> **Given records**

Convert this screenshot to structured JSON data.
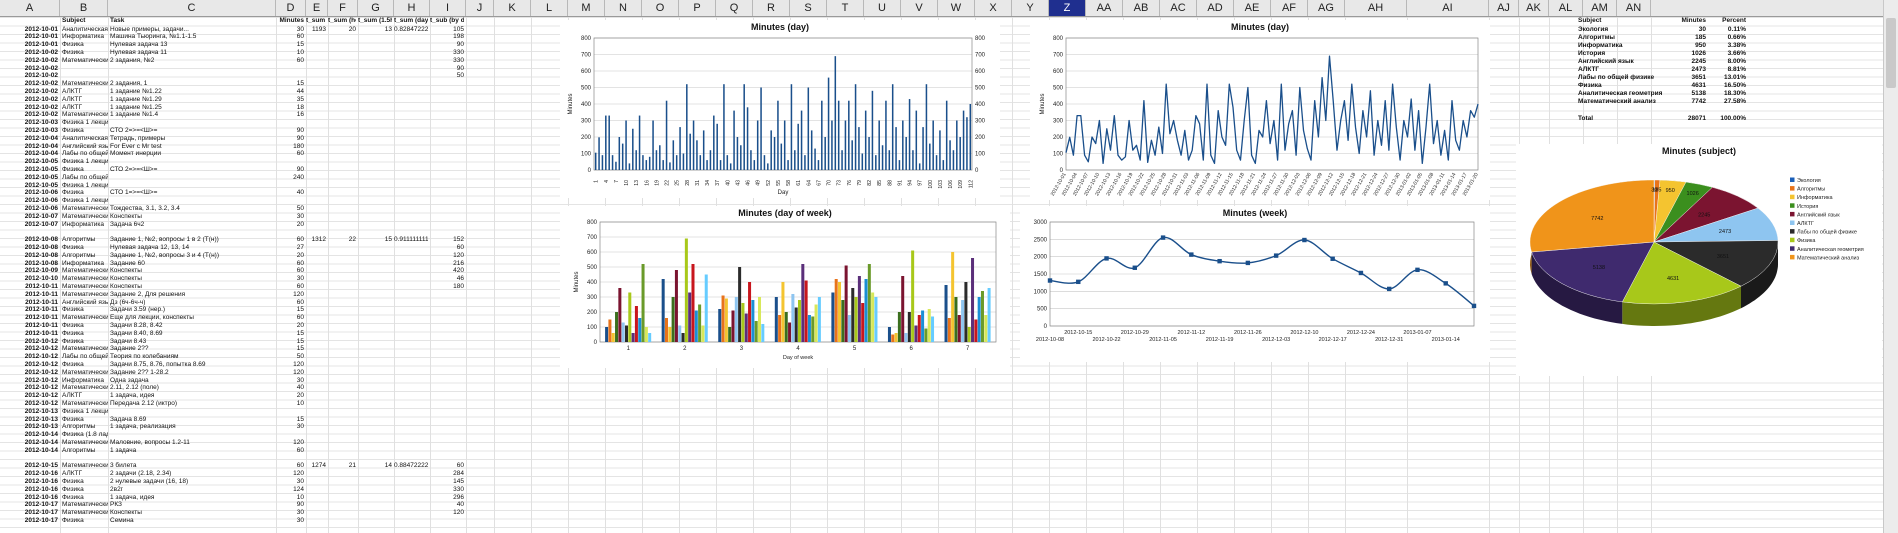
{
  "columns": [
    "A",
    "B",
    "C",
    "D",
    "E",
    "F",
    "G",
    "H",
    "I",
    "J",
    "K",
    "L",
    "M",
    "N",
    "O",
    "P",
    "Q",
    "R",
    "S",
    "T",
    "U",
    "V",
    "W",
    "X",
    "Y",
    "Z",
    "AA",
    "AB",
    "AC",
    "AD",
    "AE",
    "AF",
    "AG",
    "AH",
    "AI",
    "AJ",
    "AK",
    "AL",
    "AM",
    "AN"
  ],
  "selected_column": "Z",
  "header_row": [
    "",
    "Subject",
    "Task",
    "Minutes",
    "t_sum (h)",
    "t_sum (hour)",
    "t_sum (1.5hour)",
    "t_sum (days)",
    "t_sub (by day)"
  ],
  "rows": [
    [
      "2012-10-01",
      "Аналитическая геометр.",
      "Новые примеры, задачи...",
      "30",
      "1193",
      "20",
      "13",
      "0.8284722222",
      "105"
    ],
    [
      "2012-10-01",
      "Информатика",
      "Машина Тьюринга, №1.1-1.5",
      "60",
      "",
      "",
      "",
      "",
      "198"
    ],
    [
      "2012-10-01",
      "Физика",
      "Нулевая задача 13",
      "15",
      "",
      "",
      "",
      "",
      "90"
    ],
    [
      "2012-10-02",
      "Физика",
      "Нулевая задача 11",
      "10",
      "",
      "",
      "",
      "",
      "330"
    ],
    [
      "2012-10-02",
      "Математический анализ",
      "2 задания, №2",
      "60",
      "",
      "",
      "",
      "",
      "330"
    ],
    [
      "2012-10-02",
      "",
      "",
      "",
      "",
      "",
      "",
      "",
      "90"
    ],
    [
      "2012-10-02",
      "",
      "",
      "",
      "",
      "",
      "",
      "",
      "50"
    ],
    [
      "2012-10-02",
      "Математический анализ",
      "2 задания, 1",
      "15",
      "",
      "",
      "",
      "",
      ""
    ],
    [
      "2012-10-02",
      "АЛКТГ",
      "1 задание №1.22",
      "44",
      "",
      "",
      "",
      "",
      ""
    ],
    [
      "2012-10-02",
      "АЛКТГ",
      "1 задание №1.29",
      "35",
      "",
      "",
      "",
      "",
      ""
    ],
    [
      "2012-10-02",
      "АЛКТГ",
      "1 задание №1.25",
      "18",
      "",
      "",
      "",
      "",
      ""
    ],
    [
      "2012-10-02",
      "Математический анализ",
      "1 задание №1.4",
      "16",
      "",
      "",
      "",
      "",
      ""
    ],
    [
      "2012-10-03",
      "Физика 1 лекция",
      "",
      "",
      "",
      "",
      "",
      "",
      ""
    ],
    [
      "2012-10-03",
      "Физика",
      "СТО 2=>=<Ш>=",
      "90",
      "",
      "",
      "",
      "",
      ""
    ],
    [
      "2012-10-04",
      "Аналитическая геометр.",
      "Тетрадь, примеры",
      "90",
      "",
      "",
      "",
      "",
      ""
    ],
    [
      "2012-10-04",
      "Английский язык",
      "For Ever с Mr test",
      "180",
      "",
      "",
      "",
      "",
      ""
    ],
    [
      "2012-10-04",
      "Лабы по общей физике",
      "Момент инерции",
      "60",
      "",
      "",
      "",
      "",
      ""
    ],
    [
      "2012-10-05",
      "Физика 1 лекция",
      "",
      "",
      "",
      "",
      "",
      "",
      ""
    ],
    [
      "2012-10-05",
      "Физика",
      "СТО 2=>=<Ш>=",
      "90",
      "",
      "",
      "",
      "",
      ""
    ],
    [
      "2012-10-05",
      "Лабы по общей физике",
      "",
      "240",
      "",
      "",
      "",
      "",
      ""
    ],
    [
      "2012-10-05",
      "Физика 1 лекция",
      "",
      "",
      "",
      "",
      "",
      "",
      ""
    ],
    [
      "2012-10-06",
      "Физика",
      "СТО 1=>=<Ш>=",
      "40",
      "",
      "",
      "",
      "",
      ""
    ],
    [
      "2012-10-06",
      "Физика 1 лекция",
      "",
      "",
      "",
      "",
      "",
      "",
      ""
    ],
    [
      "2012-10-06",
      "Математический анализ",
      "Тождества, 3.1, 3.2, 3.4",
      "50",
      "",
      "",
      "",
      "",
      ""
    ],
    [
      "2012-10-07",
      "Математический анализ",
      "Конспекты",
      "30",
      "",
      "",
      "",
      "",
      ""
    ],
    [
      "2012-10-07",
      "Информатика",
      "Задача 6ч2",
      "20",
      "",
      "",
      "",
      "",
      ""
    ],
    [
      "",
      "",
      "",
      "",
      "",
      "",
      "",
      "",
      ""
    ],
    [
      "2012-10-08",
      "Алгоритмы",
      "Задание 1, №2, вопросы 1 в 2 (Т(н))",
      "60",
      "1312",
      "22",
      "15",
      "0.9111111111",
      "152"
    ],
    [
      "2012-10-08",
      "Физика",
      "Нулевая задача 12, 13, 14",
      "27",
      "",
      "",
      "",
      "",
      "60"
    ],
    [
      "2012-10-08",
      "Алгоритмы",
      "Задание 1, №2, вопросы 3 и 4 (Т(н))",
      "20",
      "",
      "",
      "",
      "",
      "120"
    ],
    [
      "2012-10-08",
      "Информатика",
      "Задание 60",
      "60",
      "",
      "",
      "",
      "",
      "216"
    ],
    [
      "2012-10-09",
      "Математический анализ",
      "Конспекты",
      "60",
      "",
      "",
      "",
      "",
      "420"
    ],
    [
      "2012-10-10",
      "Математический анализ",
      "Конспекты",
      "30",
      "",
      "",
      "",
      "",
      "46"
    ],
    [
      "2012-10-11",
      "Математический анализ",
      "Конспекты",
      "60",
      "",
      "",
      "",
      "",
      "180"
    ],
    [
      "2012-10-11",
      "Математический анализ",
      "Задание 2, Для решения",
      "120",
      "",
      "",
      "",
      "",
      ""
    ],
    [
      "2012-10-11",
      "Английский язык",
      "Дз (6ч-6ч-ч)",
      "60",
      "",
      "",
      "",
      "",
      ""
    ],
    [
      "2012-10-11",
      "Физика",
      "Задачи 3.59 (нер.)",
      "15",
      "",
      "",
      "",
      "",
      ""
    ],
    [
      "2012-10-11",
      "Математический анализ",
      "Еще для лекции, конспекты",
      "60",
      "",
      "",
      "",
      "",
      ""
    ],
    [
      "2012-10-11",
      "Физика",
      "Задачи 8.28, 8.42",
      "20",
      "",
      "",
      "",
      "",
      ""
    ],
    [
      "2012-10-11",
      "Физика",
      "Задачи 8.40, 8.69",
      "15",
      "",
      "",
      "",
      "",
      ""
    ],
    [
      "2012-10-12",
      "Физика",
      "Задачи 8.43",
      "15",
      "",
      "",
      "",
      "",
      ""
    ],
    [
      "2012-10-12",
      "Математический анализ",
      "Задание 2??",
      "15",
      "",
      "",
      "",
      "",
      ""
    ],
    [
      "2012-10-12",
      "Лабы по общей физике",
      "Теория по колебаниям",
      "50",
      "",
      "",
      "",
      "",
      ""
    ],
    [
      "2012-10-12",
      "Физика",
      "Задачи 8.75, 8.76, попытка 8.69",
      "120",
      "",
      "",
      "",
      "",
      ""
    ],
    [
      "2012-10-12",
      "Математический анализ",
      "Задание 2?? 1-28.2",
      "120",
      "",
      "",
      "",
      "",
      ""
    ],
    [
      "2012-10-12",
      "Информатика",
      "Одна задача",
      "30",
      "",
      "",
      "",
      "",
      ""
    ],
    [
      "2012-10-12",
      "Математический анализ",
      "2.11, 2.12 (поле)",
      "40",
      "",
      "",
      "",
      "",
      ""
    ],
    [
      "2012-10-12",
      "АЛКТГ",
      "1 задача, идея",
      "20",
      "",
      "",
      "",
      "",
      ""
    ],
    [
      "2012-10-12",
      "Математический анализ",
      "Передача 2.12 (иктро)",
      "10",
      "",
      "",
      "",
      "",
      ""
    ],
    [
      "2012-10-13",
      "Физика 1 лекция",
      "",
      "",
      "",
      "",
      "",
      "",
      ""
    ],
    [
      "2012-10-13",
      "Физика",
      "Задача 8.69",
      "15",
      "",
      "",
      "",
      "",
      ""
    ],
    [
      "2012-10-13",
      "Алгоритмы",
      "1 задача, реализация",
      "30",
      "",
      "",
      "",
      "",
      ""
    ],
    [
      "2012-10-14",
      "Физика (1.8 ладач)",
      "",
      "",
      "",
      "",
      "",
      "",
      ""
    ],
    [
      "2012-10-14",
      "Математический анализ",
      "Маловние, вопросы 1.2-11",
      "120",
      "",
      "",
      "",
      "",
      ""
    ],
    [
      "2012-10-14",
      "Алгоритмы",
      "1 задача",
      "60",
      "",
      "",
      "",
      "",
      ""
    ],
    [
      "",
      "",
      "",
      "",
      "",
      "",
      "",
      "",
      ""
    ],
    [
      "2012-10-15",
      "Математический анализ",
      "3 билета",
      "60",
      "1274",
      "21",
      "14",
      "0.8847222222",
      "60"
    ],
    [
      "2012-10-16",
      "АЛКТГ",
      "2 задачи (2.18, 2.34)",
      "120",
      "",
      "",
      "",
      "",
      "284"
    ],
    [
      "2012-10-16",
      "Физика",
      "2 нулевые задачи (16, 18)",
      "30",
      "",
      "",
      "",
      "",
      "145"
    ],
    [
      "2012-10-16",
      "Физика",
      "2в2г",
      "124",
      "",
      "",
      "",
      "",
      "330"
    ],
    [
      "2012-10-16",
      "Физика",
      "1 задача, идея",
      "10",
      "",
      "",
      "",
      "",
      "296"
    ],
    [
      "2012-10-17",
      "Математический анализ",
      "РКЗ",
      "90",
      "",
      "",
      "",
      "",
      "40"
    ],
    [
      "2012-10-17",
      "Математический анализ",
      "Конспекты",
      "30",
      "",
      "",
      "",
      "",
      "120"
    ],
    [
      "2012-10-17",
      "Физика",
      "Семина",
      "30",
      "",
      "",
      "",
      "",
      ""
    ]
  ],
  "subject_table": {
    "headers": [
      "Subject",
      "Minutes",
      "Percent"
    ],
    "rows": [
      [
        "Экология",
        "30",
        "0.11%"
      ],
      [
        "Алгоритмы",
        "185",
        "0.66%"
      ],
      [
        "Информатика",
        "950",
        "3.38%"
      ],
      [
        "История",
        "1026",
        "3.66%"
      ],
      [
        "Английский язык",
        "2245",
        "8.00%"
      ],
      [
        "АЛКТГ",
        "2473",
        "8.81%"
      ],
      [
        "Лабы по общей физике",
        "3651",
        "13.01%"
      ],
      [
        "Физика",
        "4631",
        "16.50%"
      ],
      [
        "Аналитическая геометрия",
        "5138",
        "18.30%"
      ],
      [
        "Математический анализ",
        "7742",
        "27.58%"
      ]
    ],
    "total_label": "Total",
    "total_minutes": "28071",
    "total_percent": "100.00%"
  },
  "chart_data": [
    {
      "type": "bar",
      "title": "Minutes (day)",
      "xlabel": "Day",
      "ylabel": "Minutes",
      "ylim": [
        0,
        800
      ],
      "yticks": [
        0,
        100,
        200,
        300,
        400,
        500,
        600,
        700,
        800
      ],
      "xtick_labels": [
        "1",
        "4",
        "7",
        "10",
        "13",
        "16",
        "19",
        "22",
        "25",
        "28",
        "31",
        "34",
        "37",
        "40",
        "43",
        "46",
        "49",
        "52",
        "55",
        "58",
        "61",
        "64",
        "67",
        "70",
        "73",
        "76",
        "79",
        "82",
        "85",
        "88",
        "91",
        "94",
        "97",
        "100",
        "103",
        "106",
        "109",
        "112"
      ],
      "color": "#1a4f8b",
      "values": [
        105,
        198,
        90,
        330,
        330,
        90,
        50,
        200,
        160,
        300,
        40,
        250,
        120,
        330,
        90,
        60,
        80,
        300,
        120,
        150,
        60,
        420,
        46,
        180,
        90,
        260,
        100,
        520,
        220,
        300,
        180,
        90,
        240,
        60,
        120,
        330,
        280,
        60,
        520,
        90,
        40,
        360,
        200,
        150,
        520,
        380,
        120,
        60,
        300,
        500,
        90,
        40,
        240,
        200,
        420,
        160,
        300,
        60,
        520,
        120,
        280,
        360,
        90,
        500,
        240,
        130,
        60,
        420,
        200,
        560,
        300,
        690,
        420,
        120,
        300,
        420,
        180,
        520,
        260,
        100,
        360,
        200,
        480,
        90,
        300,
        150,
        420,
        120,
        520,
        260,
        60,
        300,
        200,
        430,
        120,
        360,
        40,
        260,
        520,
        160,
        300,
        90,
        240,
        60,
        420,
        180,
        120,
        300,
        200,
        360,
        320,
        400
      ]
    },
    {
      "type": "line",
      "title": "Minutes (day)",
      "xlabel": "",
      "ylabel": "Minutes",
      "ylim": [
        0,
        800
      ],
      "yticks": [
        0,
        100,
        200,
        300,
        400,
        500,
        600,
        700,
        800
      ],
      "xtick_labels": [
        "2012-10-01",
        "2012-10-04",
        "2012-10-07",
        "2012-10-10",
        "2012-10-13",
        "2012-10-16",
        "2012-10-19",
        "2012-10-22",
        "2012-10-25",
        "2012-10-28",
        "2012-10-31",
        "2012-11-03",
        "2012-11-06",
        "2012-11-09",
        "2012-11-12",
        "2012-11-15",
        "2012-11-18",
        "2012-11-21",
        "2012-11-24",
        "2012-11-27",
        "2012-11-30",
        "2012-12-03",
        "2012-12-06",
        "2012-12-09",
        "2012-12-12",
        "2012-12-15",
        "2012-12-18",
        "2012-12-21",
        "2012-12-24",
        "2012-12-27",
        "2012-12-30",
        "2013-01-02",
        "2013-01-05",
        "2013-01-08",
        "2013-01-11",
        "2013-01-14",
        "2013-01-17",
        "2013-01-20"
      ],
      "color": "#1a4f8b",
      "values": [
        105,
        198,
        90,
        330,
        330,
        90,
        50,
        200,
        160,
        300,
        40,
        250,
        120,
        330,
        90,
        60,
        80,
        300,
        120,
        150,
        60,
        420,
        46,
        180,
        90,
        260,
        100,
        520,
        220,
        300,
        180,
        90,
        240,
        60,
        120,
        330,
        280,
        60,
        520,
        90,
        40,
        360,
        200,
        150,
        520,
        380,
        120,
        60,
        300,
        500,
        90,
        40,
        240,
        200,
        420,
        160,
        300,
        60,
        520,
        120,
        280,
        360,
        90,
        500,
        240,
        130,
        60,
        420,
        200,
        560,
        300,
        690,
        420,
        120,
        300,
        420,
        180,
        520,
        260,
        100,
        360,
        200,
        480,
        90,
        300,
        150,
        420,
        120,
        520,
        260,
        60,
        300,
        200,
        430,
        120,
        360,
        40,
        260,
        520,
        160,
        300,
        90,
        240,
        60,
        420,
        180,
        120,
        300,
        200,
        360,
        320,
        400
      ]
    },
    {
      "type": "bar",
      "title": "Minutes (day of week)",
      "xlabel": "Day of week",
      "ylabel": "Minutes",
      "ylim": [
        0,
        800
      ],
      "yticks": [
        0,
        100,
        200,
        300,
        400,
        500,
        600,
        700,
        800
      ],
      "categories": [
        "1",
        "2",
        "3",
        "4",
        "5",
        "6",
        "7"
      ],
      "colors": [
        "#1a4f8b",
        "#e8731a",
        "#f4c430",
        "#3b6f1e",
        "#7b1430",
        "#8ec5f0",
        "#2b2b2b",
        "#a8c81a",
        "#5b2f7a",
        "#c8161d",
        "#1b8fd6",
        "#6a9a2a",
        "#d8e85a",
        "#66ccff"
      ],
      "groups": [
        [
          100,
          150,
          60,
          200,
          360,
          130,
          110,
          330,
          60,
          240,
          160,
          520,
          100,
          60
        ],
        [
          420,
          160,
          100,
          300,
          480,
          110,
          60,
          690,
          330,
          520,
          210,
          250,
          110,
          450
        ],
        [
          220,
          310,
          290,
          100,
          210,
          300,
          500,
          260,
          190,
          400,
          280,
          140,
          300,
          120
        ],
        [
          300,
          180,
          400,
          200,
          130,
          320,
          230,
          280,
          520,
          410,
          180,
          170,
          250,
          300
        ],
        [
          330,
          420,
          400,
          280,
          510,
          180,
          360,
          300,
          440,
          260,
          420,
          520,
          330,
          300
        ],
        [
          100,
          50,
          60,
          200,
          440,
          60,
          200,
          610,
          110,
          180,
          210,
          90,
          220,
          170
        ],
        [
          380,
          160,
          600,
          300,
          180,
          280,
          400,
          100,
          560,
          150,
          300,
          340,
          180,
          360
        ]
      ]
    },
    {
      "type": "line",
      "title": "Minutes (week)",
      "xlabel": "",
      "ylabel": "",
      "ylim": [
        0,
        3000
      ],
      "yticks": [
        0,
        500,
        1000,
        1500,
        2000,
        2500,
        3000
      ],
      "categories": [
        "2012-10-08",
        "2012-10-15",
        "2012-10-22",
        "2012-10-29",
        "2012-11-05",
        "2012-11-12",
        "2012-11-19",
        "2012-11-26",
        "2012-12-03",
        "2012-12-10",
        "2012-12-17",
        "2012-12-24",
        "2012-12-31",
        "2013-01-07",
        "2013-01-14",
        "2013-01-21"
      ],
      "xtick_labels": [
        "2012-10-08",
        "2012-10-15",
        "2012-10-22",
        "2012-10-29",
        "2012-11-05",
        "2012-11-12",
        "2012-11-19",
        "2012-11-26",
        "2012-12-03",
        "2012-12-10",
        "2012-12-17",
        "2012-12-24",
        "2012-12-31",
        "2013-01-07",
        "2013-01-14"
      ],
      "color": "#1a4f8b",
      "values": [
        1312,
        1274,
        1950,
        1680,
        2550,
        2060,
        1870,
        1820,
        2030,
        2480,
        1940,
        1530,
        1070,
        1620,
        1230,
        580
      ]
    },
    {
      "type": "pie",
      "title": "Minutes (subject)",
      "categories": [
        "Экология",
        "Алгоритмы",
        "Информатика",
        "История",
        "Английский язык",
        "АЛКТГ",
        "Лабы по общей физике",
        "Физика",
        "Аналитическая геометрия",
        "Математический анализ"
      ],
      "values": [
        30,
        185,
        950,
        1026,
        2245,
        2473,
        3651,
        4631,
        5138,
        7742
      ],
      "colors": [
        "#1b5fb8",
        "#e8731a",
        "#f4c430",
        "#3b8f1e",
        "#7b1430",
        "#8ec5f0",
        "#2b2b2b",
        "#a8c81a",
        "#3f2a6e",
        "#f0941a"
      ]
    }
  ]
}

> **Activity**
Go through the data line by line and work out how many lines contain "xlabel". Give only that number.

> **Result below**
4